 If you stop and think about that for a minute, if that decision becomes a national decision, then cities and states and counties are going to have to work far more diligently to build and equip shelters for the expanding number of homeless people who cannot afford or don’t choose to want to afford or don’t want to be in shelters. They’re going to have to find a way to build shelters. They’re going to have to find a way to equip them. It’s no longer going to be, geez, we’re pouring money into it. We wish we could have more. If you don’t do it, then you will end up as some cities have, with thousands of homeless people living on your sidewalks, which is not a good thing for cities, states or even for our country. It’ll be interesting to see the impact on home construction, multifamily and low cost housing if cities and states and counties are now compelled to figure out how to shelter homeless, especially if they don’t want them sleeping on the sidewalks.

Message of Gratitude

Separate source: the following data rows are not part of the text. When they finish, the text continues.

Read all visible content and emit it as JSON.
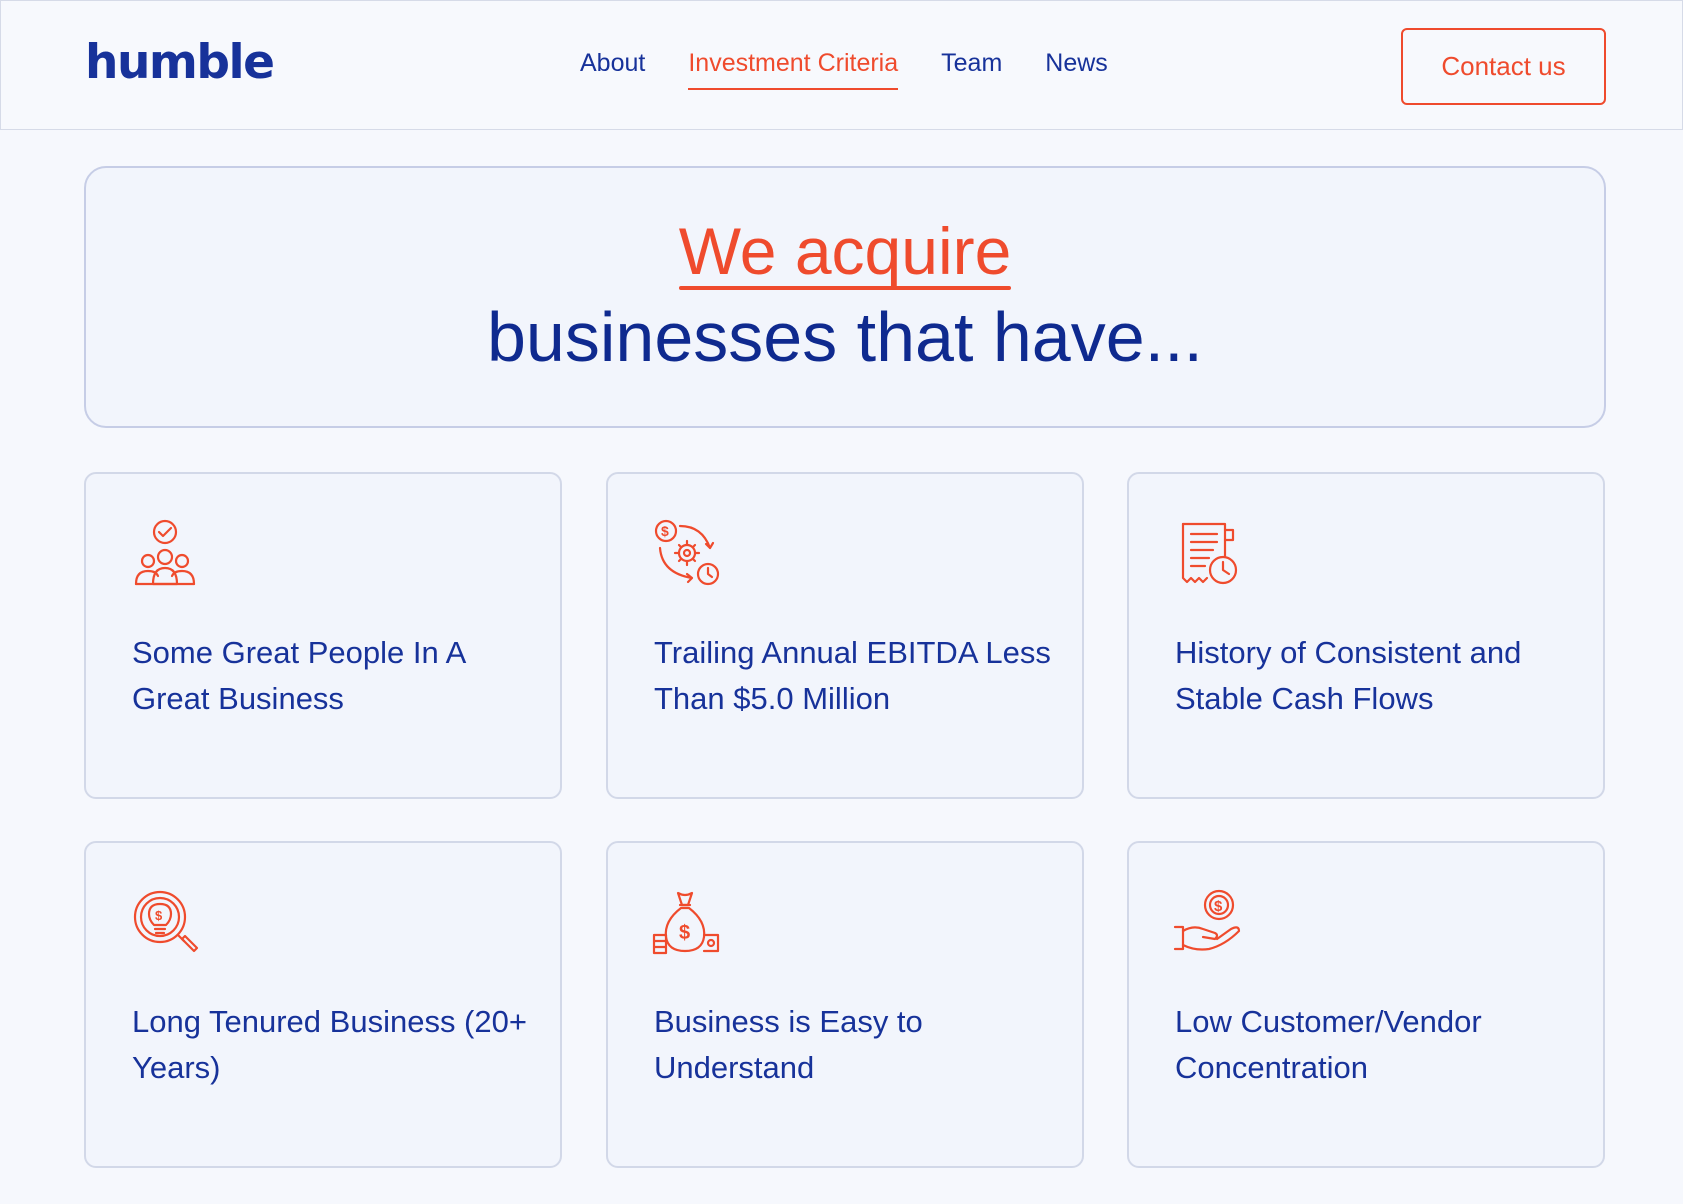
{
  "header": {
    "logo": "humble",
    "nav": [
      {
        "label": "About",
        "active": false
      },
      {
        "label": "Investment Criteria",
        "active": true
      },
      {
        "label": "Team",
        "active": false
      },
      {
        "label": "News",
        "active": false
      }
    ],
    "contact_label": "Contact us"
  },
  "hero": {
    "line1": "We acquire",
    "line2": "businesses that have..."
  },
  "cards": [
    {
      "icon": "team-check-icon",
      "text": "Some Great People In A Great Business"
    },
    {
      "icon": "money-gear-clock-icon",
      "text": "Trailing Annual EBITDA Less Than $5.0 Million"
    },
    {
      "icon": "receipt-clock-icon",
      "text": "History of Consistent and Stable Cash Flows"
    },
    {
      "icon": "lightbulb-magnifier-icon",
      "text": "Long Tenured Business (20+ Years)"
    },
    {
      "icon": "money-bag-icon",
      "text": "Business is Easy to Understand"
    },
    {
      "icon": "hand-coin-icon",
      "text": "Low Customer/Vendor Concentration"
    }
  ],
  "colors": {
    "accent": "#ef4b2d",
    "brand": "#17329a",
    "background": "#f6f8fd"
  }
}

Lastly, a note about gratitude. 2019 was a good year in housing and housing sales. It was not a great year for the business of brokerage. It was a very tough year for the business of brokerage given the abundance of new forms of competition and aggressive recruiting of top performing agents and other factors. Nonetheless, total residential gross commission incomes will still be above $70 billion and it was important to note that we’re seeing the signs that whether the brokerages are local or regional or even some of the national brand companies are all beginning to understand that the way it used to be is not the way it’s going to be going forward and are making substantial changes in their approach to business going forward. Whether that is investing substantially in new technology platforms or in the case, for instance, of Realogy spinning off the Cartus business. 2020 will be a great year, but before we go there, a word of thanks for a great year in housing sales and a solid year for the brokerage industry.

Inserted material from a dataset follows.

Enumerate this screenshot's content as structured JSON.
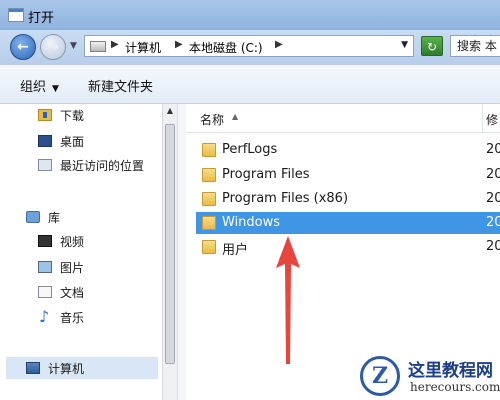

Learn more about industry trends, marketing and technology strategies, as well as listen to past real trending on Apple podcast, Spotify, Google Play, and more. Visit This has been Steve Murray.